New USGS Reports Describe Groundwater Vulnerability to Contamination

New USGS Reports Describe Groundwater Vulnerability to Contamination
One in every five samples of groundwater used as a source for drinking contains at least one contaminant at a level of concern for human health, according to a new U.S. Geological Survey report.
About 115 million people—more than one-third of the Nation’s population—rely on groundwater for drinking water, and the need for high-quality drinking-water supplies is becoming more urgent as the Nation’s population grows. 

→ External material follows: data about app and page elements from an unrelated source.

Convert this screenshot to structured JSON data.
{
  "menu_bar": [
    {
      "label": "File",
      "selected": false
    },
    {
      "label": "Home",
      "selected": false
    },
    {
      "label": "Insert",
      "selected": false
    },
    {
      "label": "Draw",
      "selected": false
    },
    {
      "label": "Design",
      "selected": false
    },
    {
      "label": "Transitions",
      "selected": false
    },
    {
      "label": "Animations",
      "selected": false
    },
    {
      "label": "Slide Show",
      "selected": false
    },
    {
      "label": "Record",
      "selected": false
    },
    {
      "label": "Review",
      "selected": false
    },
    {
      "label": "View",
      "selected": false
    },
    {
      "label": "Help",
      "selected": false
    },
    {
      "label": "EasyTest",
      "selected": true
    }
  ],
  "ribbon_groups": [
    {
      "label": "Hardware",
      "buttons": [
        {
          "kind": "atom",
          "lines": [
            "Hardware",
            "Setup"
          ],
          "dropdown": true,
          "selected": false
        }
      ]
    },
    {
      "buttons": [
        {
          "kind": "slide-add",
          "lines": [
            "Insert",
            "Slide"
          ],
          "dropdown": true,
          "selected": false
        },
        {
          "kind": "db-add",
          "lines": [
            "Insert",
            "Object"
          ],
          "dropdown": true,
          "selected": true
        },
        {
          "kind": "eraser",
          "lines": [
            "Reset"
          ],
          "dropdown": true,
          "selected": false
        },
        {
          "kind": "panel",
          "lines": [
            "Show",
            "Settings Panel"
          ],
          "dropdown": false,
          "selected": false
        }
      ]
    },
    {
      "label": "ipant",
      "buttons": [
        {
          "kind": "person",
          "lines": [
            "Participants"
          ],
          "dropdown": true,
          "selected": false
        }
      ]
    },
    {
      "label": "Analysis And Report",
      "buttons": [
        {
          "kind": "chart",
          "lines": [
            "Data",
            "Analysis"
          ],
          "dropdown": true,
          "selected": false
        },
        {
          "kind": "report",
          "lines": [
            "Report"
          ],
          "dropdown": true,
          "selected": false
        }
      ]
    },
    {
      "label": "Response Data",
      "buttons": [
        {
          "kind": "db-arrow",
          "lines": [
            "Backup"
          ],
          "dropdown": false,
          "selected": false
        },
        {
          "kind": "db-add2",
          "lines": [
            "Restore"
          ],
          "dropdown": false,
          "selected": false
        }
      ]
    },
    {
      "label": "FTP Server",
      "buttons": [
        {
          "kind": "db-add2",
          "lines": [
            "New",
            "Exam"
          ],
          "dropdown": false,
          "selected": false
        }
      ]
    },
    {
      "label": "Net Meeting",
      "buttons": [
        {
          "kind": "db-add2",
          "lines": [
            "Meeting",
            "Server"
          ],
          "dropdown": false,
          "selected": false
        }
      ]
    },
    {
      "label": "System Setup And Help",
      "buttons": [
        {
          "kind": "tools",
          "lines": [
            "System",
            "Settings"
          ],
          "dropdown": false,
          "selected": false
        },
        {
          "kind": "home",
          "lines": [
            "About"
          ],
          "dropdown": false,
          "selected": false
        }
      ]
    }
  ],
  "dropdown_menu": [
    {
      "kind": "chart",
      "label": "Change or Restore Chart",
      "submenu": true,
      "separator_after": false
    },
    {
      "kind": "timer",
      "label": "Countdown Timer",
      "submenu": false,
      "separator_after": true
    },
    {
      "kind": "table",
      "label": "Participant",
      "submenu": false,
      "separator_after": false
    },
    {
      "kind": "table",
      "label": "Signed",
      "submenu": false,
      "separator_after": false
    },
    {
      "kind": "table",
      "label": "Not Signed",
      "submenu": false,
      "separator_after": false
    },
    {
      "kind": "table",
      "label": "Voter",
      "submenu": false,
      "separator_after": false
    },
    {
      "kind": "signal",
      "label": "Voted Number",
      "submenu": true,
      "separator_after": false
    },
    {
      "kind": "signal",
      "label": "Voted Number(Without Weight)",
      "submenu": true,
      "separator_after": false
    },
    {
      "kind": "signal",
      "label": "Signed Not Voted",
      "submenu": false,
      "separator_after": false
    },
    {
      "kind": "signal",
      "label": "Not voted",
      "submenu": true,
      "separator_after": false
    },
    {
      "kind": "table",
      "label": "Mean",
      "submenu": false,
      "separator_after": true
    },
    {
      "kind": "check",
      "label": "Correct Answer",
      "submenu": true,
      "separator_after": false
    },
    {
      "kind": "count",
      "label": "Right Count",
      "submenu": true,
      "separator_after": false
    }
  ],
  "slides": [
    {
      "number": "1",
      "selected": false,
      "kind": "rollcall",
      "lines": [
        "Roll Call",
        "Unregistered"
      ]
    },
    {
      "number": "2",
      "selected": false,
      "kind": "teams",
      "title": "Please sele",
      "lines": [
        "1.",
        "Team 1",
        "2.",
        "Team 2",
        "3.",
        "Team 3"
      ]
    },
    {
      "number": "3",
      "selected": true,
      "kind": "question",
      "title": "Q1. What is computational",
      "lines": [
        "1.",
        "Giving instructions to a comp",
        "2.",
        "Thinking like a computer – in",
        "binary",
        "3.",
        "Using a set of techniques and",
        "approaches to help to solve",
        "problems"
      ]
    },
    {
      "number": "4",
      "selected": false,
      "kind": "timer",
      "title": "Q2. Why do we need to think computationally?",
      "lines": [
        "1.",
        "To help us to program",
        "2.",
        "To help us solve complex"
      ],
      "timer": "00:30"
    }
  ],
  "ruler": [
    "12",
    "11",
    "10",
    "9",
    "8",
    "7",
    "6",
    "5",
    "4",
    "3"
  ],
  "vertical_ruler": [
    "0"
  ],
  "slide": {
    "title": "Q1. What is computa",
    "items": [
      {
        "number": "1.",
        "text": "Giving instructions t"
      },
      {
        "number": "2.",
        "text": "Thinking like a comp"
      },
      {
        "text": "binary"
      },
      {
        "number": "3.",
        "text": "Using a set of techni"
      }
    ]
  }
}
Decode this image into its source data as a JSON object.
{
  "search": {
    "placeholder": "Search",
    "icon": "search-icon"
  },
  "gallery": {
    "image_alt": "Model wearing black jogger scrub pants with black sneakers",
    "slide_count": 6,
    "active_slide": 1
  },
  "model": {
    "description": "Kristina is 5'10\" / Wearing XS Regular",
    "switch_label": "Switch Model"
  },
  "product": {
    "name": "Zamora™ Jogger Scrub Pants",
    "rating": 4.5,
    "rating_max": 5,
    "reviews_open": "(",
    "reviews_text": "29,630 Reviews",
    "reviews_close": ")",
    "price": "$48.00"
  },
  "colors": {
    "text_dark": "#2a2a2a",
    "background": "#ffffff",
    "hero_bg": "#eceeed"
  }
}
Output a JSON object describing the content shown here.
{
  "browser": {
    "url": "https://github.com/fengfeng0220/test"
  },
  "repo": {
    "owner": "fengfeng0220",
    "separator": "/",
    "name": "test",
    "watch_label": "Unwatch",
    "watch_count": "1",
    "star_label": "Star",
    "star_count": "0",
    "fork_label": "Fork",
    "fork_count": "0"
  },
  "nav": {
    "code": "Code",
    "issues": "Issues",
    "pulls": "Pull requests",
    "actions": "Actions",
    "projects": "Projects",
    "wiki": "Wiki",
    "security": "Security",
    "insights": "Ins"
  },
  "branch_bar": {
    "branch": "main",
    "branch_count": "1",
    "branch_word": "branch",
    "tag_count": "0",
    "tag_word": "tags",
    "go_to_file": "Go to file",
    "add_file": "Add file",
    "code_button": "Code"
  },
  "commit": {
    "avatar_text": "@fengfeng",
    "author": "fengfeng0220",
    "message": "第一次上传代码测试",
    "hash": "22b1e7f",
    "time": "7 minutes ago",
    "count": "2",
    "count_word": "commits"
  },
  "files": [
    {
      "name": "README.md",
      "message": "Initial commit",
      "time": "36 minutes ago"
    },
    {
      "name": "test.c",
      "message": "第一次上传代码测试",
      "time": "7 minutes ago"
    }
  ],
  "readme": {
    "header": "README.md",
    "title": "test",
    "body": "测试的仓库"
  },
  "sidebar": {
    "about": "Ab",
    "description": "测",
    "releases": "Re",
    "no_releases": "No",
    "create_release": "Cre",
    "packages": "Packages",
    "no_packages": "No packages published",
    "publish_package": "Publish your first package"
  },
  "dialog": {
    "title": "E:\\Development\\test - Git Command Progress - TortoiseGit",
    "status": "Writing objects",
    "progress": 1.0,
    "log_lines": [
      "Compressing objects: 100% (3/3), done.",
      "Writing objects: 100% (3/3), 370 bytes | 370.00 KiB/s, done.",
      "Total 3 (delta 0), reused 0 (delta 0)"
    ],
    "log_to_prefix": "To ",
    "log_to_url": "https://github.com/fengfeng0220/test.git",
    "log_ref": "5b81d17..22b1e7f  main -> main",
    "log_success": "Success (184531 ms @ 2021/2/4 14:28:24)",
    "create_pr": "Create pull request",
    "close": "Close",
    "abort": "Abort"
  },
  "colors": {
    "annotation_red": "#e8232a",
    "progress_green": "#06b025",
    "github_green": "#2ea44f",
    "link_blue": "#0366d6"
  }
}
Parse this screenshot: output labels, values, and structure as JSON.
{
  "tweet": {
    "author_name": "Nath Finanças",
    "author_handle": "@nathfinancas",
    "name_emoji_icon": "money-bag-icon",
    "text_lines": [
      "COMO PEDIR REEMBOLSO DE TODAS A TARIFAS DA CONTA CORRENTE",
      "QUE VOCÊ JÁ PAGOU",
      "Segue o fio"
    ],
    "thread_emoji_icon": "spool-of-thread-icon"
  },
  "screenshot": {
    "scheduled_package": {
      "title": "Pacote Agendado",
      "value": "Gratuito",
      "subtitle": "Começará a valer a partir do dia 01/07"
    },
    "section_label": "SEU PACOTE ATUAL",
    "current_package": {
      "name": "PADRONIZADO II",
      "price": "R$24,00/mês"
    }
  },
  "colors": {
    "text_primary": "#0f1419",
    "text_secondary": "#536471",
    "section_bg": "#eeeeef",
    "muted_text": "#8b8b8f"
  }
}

USGS scientists assessed water quality in source (untreated) water from 6,600 wells in regionally extensive aquifers that supply most of the groundwater pumped for the Nation’s drinking water, irrigation, and other uses.  The new USGS reports highlight how geology, hydrology, geochemistry, and chemical use affect the concentrations of individual contaminants in groundwater. 
Regional summaries of where and why groundwater is vulnerable to contamination now are available for the following aquifers and aquifer systems:
Glacial Aquifer System (northern U.S.)
Western Volcanics (northwestern U.S. and Hawaii)
Southwest Basin-Fill Aquifers (southwestern U.S.)
Denver Basin Aquifer System (Colorado)
High Plains Aquifer System (central U.S.)
Mississippi Embayment-Texas Coastal Upland Aquifer System and Mississippi River Alluvial Aquifer
Aquifers of the Piedmont, Blue-Ridge and Valley and Ridge Regions (eastern U.S.)
Northern Atlantic Coastal Plain Surficial Aquifer System (east coast of the U.S.)
Upper Floridan Aquifer and Overlying Surficial Aquifer (southeastern U.S.)
These reports and the associated water quality data are available online.
Additional information on the USGS National Water-Quality Assessment Program’s groundwater quality activities for the next decade is available online.